To do – Whenever the word "meta" occurs in a line of the material below, that line is counted. Report only the count.

◆ ◆ ◆ ◆ ◆ ◆ ◆

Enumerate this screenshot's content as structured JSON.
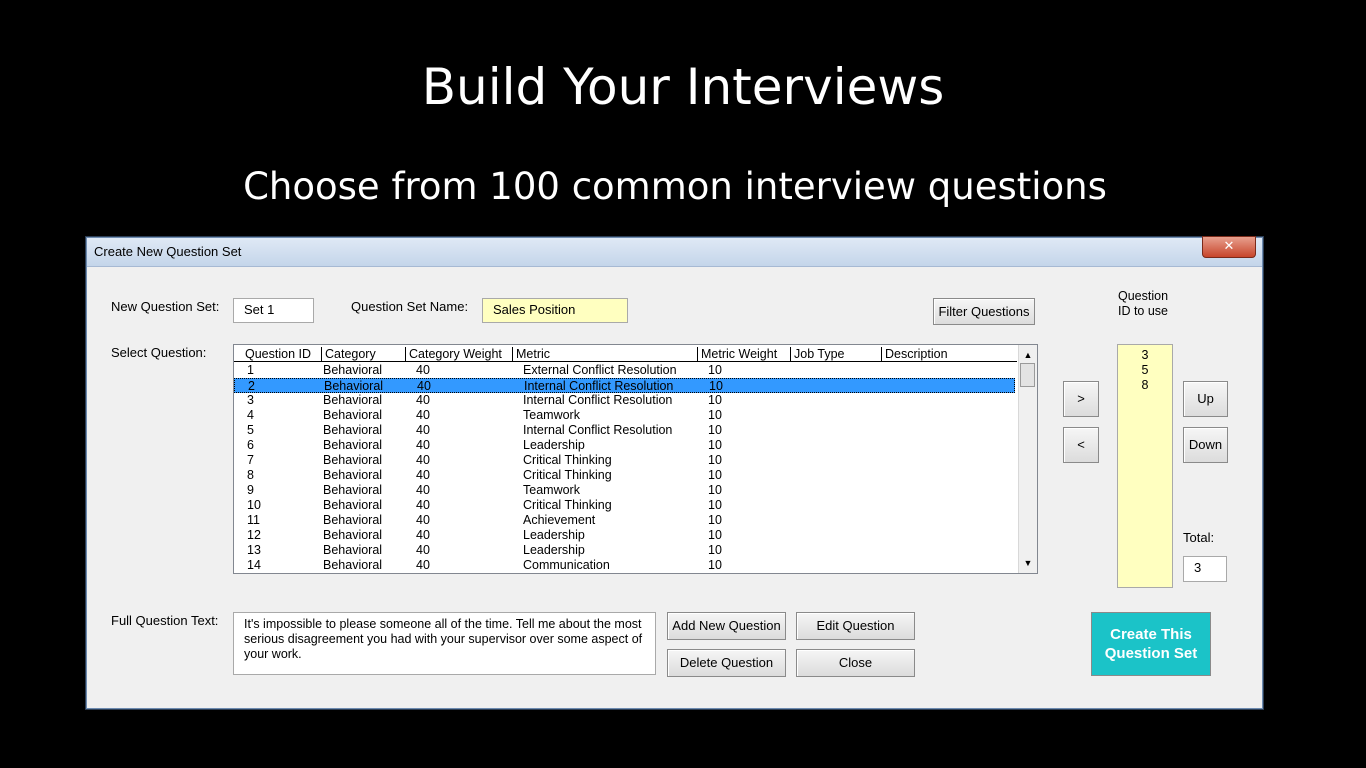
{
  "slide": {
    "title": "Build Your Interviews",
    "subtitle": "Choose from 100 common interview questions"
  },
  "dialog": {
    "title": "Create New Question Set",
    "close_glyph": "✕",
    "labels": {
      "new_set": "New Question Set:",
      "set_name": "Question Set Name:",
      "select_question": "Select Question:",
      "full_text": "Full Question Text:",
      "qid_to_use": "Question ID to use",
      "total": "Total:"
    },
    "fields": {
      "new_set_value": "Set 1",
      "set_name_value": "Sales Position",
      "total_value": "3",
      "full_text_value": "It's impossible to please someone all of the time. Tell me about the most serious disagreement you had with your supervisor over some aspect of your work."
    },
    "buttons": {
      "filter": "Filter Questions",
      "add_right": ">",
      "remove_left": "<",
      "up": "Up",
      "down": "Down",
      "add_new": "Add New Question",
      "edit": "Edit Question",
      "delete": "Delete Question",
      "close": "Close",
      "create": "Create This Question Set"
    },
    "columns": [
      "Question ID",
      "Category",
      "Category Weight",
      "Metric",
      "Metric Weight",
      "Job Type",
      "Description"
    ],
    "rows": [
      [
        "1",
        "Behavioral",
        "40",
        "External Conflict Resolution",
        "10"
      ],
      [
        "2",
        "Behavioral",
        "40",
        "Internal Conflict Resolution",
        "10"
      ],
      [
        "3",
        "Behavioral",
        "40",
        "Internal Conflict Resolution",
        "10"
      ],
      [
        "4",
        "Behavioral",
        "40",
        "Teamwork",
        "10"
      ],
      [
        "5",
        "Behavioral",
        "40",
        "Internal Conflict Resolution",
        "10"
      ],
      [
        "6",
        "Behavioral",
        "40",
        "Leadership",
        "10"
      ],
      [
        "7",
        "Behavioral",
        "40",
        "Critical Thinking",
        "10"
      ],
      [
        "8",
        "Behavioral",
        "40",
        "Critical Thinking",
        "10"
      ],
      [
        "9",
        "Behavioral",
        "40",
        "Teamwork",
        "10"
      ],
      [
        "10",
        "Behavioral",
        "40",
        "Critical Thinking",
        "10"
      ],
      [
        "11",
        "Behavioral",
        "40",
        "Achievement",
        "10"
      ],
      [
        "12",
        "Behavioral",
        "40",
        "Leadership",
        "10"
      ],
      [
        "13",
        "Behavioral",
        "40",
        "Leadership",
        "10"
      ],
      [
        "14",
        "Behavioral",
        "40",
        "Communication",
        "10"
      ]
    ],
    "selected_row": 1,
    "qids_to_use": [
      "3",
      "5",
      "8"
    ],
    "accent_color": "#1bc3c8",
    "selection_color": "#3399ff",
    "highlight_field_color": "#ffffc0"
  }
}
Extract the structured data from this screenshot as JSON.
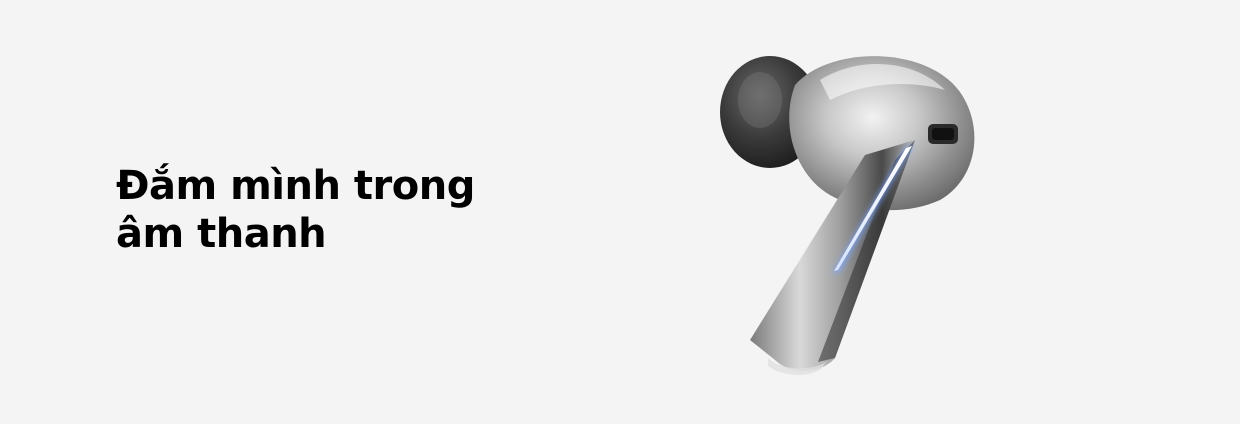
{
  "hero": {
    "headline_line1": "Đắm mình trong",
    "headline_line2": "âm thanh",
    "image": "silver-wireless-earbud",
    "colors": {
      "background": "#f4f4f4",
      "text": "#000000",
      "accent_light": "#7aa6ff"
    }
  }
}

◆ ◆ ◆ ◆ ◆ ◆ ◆

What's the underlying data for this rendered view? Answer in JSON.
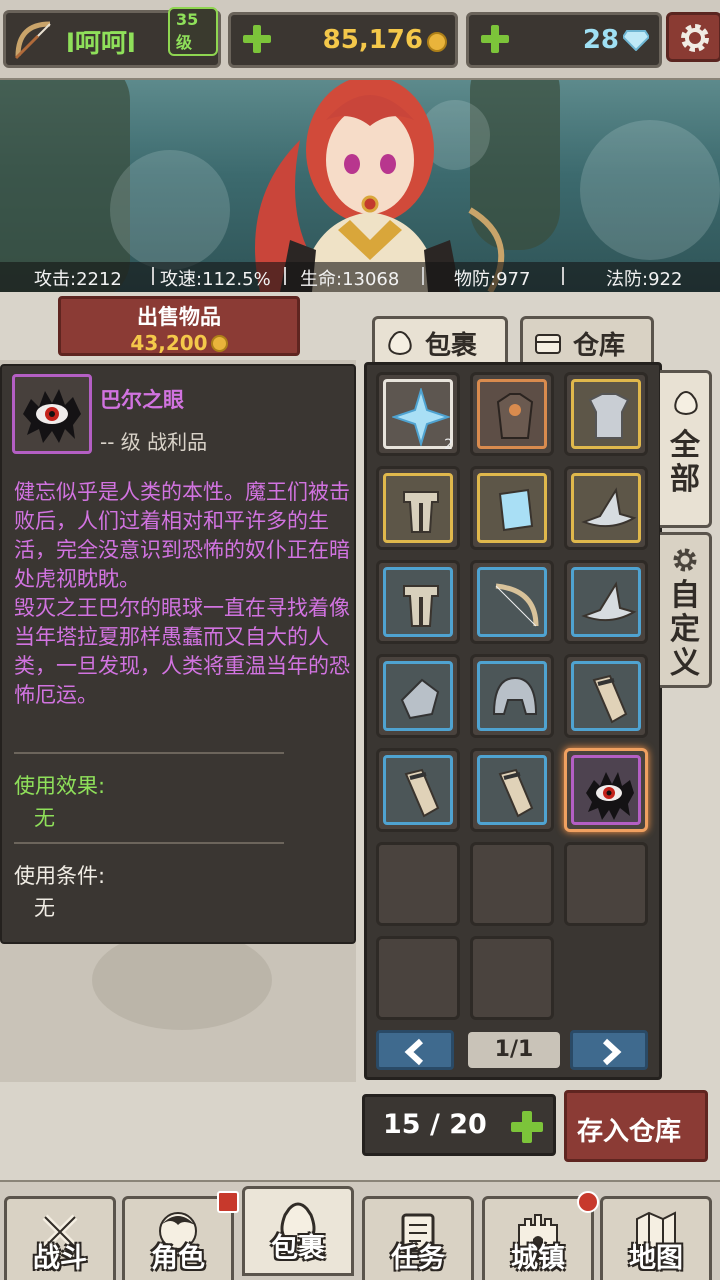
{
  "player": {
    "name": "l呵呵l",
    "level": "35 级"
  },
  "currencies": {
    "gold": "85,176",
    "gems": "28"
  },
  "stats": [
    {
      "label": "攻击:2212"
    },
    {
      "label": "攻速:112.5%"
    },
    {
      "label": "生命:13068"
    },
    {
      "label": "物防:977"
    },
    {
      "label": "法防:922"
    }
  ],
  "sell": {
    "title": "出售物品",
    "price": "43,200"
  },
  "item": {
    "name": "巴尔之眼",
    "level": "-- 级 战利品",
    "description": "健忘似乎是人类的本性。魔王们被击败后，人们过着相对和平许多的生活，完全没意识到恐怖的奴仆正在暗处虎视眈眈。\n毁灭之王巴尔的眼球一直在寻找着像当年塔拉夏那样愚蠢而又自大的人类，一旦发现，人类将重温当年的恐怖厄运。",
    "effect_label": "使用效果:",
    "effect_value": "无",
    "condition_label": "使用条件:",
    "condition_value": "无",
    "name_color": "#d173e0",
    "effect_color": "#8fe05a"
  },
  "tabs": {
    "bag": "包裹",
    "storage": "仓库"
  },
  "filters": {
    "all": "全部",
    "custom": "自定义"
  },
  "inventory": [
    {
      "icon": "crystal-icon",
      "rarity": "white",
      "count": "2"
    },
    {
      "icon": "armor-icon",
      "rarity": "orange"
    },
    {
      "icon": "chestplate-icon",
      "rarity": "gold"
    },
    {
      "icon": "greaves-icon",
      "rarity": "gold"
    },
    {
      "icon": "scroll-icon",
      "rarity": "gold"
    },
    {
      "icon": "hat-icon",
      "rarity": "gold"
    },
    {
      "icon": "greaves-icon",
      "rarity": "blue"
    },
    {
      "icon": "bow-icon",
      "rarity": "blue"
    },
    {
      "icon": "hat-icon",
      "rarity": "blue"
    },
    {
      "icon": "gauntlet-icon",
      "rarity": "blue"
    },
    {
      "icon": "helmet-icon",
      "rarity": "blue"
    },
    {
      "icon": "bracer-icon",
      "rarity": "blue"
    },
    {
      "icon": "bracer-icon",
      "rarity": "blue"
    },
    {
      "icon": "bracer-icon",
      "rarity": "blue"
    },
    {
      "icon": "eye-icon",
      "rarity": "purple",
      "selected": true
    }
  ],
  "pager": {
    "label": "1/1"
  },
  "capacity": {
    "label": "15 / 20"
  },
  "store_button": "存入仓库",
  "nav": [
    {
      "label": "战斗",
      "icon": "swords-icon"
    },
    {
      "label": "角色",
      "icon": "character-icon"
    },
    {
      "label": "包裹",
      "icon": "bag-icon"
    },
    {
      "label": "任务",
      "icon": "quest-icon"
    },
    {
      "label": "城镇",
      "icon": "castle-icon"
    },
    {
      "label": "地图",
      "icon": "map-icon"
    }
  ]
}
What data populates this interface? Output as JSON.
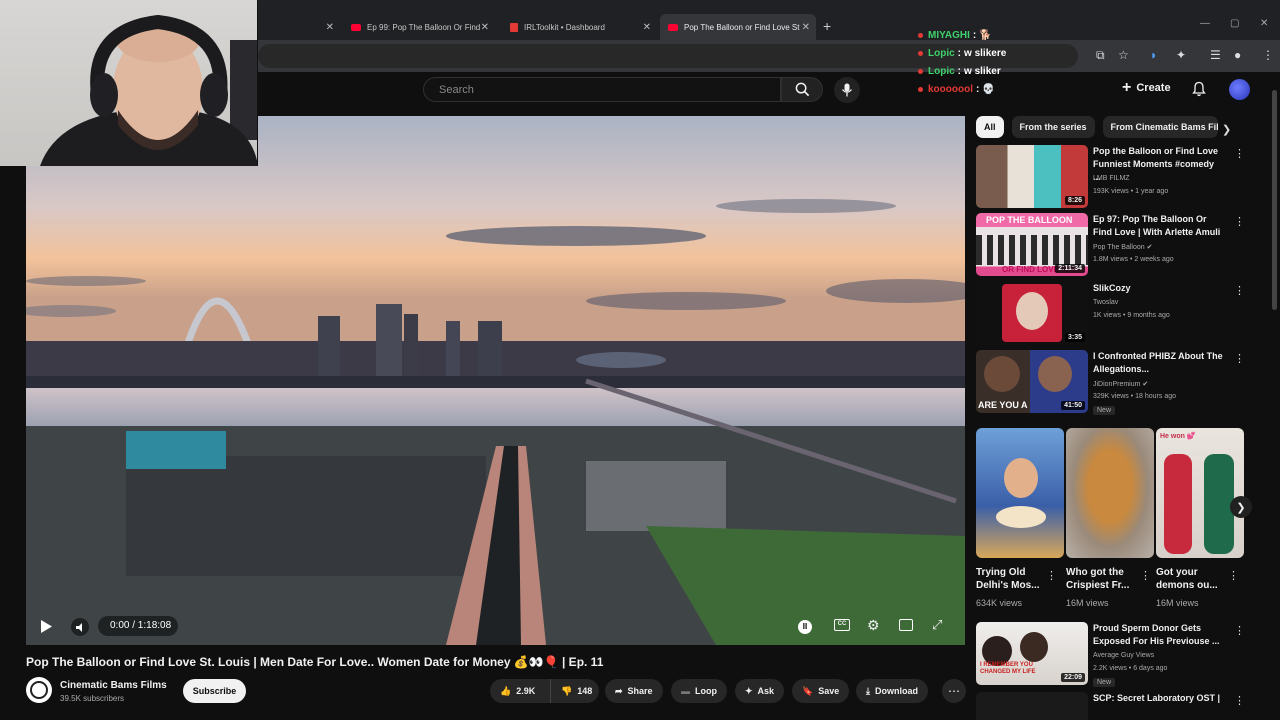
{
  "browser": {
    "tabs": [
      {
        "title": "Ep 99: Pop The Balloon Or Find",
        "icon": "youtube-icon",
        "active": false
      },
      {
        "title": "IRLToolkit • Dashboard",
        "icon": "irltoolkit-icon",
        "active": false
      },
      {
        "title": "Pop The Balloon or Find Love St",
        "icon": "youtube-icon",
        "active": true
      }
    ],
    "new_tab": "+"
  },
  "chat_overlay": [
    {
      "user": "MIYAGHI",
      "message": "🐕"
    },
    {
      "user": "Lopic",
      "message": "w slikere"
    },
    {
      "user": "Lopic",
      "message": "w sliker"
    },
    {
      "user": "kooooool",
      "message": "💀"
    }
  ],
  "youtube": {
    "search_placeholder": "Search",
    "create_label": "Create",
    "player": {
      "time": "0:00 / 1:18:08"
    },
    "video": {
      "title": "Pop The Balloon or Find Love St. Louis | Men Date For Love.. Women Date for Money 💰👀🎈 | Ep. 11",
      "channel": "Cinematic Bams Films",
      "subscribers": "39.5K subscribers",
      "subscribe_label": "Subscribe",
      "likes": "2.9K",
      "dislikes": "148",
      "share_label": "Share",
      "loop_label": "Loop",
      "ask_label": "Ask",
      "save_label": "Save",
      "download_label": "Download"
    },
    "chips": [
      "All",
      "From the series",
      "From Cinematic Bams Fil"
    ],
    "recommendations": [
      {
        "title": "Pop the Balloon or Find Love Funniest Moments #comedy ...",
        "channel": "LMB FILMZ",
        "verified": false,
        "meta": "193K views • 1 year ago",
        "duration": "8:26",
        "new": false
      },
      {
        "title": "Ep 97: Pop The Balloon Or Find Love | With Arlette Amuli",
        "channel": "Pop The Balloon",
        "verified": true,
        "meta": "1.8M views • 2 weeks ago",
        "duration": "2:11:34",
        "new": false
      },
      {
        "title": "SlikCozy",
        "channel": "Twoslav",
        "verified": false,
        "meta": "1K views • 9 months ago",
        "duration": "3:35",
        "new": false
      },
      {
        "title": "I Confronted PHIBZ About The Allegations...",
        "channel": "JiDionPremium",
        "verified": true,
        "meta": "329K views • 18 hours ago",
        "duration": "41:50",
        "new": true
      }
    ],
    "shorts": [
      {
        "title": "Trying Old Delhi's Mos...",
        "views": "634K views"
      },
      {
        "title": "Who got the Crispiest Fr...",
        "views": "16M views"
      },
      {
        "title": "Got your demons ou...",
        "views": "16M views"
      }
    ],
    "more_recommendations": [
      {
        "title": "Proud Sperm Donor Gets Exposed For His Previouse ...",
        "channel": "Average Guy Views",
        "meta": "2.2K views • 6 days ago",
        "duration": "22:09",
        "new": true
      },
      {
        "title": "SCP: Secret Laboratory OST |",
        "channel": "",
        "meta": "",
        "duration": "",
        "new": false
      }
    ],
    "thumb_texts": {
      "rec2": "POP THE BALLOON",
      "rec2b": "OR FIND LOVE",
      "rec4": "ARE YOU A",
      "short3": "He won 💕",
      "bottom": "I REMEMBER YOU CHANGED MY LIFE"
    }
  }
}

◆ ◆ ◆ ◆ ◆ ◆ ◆

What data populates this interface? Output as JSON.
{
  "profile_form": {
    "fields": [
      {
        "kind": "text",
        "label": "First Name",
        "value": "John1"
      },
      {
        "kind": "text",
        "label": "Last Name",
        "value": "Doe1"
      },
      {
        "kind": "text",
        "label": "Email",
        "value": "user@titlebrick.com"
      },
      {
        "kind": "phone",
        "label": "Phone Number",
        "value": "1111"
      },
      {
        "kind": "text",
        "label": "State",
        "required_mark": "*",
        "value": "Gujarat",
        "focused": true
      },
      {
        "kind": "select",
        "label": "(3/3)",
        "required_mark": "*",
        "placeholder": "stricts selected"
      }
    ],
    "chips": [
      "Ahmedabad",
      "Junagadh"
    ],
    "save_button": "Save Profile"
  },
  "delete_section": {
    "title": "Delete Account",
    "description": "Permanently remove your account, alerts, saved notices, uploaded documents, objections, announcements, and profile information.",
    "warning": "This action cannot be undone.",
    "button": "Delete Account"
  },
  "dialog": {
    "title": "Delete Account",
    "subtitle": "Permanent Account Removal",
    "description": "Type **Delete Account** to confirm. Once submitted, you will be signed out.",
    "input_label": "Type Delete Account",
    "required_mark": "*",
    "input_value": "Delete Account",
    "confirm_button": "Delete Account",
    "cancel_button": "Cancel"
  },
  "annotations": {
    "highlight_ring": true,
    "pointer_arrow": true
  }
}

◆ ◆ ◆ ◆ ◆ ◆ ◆

Problem solution – 6